Pierre-Maximilien Delafontaine (French, 1777–1860)
The Painter Jacques-Louis David in Prison, 1794
Black and white chalk on ivory laid paper
Delafontaine was a pupil of the great Neo-Classical artist Jacques Louis David. At that time David was a member of the Jacobin Club and an ardent supporter of the French Revolution. When the radical Jean-Paul Marat was assassinated, David was moved to paint his masterpiece, The Death of Marat (1793). When the tyrannical Maximilian Robespierre was guillotined, David was arrested for his extreme political views. David served time in prison twice, from August 2 to December 28, 1794, and again from May 29 to August 3, 1795. Delafontaine made this drawing while David was incarcerated in 1794.

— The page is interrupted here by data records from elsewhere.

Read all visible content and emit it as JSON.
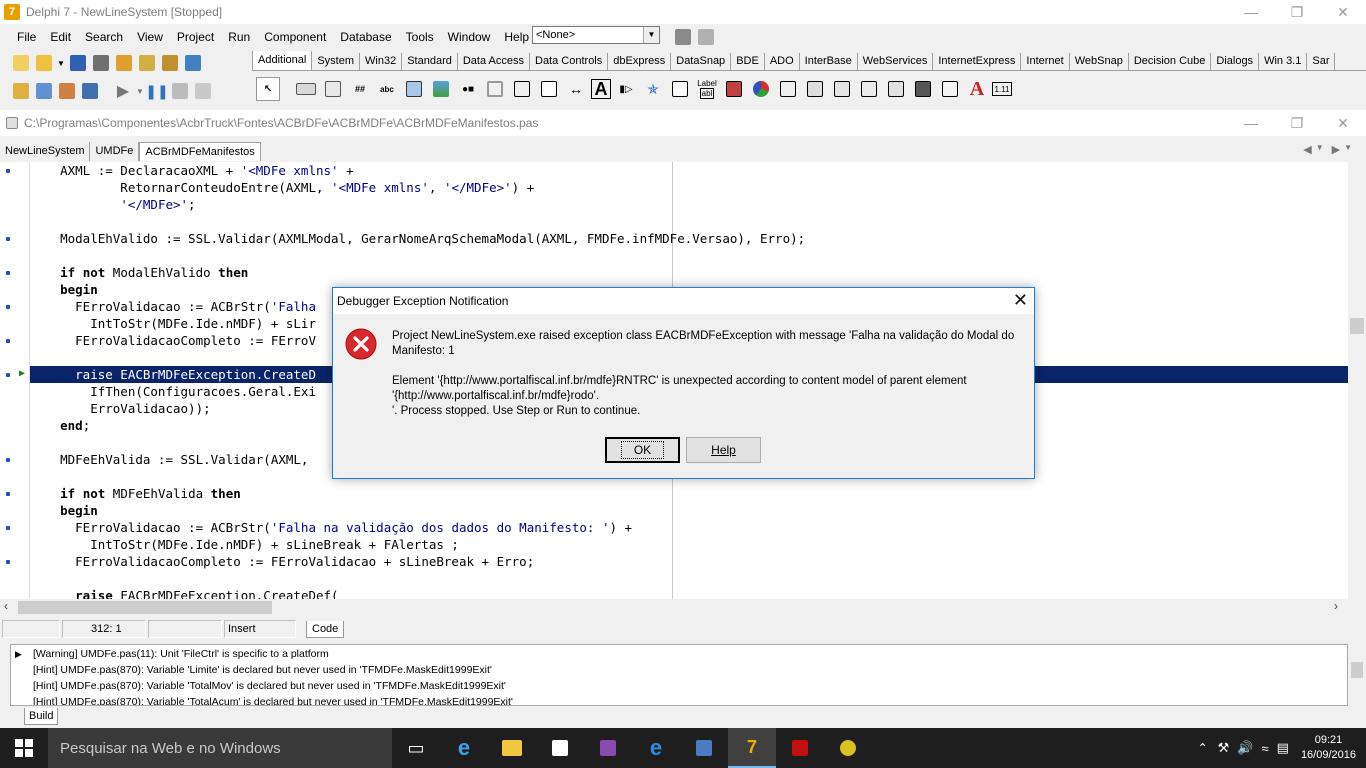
{
  "window": {
    "title": "Delphi 7 - NewLineSystem [Stopped]",
    "app_icon_letter": "7"
  },
  "menu": [
    "File",
    "Edit",
    "Search",
    "View",
    "Project",
    "Run",
    "Component",
    "Database",
    "Tools",
    "Window",
    "Help"
  ],
  "target_combo": {
    "value": "<None>"
  },
  "palette": {
    "tabs": [
      "Additional",
      "System",
      "Win32",
      "Standard",
      "Data Access",
      "Data Controls",
      "dbExpress",
      "DataSnap",
      "BDE",
      "ADO",
      "InterBase",
      "WebServices",
      "InternetExpress",
      "Internet",
      "WebSnap",
      "Decision Cube",
      "Dialogs",
      "Win 3.1",
      "Sar"
    ],
    "active_tab": "Additional",
    "component_labels": {
      "label_icon_top": "Label",
      "label_icon_bottom": "abl",
      "version_icon": "1.11"
    }
  },
  "editor": {
    "file_path": "C:\\Programas\\Componentes\\AcbrTruck\\Fontes\\ACBrDFe\\ACBrMDFe\\ACBrMDFeManifestos.pas",
    "tabs": [
      "NewLineSystem",
      "UMDFe",
      "ACBrMDFeManifestos"
    ],
    "active_tab": "ACBrMDFeManifestos"
  },
  "code_lines": [
    {
      "text": "    AXML := DeclaracaoXML + '<MDFe xmlns' +",
      "dot": true
    },
    {
      "text": "            RetornarConteudoEntre(AXML, '<MDFe xmlns', '</MDFe>') +",
      "dot": false
    },
    {
      "text": "            '</MDFe>';",
      "dot": false
    },
    {
      "text": "",
      "dot": false
    },
    {
      "text": "    ModalEhValido := SSL.Validar(AXMLModal, GerarNomeArqSchemaModal(AXML, FMDFe.infMDFe.Versao), Erro);",
      "dot": true
    },
    {
      "text": "",
      "dot": false
    },
    {
      "text": "    if not ModalEhValido then",
      "dot": true
    },
    {
      "text": "    begin",
      "dot": false
    },
    {
      "text": "      FErroValidacao := ACBrStr('Falha",
      "dot": true
    },
    {
      "text": "        IntToStr(MDFe.Ide.nMDF) + sLir",
      "dot": false
    },
    {
      "text": "      FErroValidacaoCompleto := FErroV",
      "dot": true
    },
    {
      "text": "",
      "dot": false
    },
    {
      "text": "      raise EACBrMDFeException.CreateD",
      "dot": false,
      "exec": true
    },
    {
      "text": "        IfThen(Configuracoes.Geral.Exi",
      "dot": false
    },
    {
      "text": "        ErroValidacao));",
      "dot": false
    },
    {
      "text": "    end;",
      "dot": false
    },
    {
      "text": "",
      "dot": false
    },
    {
      "text": "    MDFeEhValida := SSL.Validar(AXML,",
      "dot": true
    },
    {
      "text": "",
      "dot": false
    },
    {
      "text": "    if not MDFeEhValida then",
      "dot": true
    },
    {
      "text": "    begin",
      "dot": false
    },
    {
      "text": "      FErroValidacao := ACBrStr('Falha na validação dos dados do Manifesto: ') +",
      "dot": true
    },
    {
      "text": "        IntToStr(MDFe.Ide.nMDF) + sLineBreak + FAlertas ;",
      "dot": false
    },
    {
      "text": "      FErroValidacaoCompleto := FErroValidacao + sLineBreak + Erro;",
      "dot": true
    },
    {
      "text": "",
      "dot": false
    },
    {
      "text": "      raise EACBrMDFeException.CreateDef(",
      "dot": false
    }
  ],
  "status": {
    "position": "312:   1",
    "mode": "Insert",
    "view_tab": "Code"
  },
  "messages": [
    "[Warning] UMDFe.pas(11): Unit 'FileCtrl' is specific to a platform",
    "[Hint] UMDFe.pas(870): Variable 'Limite' is declared but never used in 'TFMDFe.MaskEdit1999Exit'",
    "[Hint] UMDFe.pas(870): Variable 'TotalMov' is declared but never used in 'TFMDFe.MaskEdit1999Exit'",
    "[Hint] UMDFe.pas(870): Variable 'TotalAcum' is declared but never used in 'TFMDFe.MaskEdit1999Exit'"
  ],
  "messages_tab": "Build",
  "dialog": {
    "title": "Debugger Exception Notification",
    "line1": "Project NewLineSystem.exe raised exception class EACBrMDFeException with message 'Falha na validação do Modal do Manifesto: 1",
    "line2": "Element '{http://www.portalfiscal.inf.br/mdfe}RNTRC' is unexpected according to content model of parent element '{http://www.portalfiscal.inf.br/mdfe}rodo'.",
    "line3": "'. Process stopped. Use Step or Run to continue.",
    "ok_label": "OK",
    "help_label": "Help"
  },
  "taskbar": {
    "search_placeholder": "Pesquisar na Web e no Windows",
    "time": "09:21",
    "date": "16/09/2016"
  },
  "colors": {
    "exec_line_bg": "#0a246a",
    "string_literal": "#00008b",
    "taskbar_bg": "#1e1e1e"
  }
}
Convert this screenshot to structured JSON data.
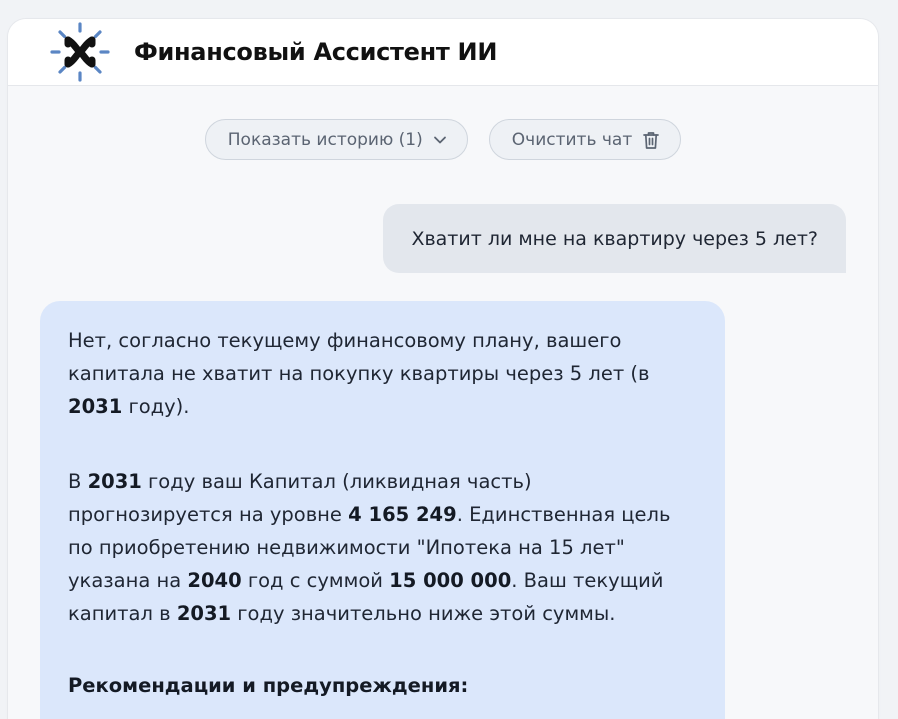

This important drawing has a curious history that Delafontaine inscribed on the back of the frame, it translates as, “Drawing made by me, P.M. Delafontaine in keeping with the portrait done by myself of David in 1790, and of which I am the owner today, having bought it at the sale of the late M. Gerard. I drew this portrait during his detention at Luxembourg where he was imprisoned following 9 Thermidor, Year 3 . M. L. David had given his portrait painted by him [Delafontaine] to M. Gerard, his pupil, in acknowledgment of the present that Gerard offered to him [David], a beautiful portrait of Canova, made by him when Canova took a voyage from Rome to Paris during the Empire, then Gerard made a present to his master [David] saying to him, 'My master, I could do no less than offer the leading painter of his age, a portrait of the leading sculptor'… it was then that David, moved to tears, presented this portrait painted by him [Delafontaine] to M. Gerard.”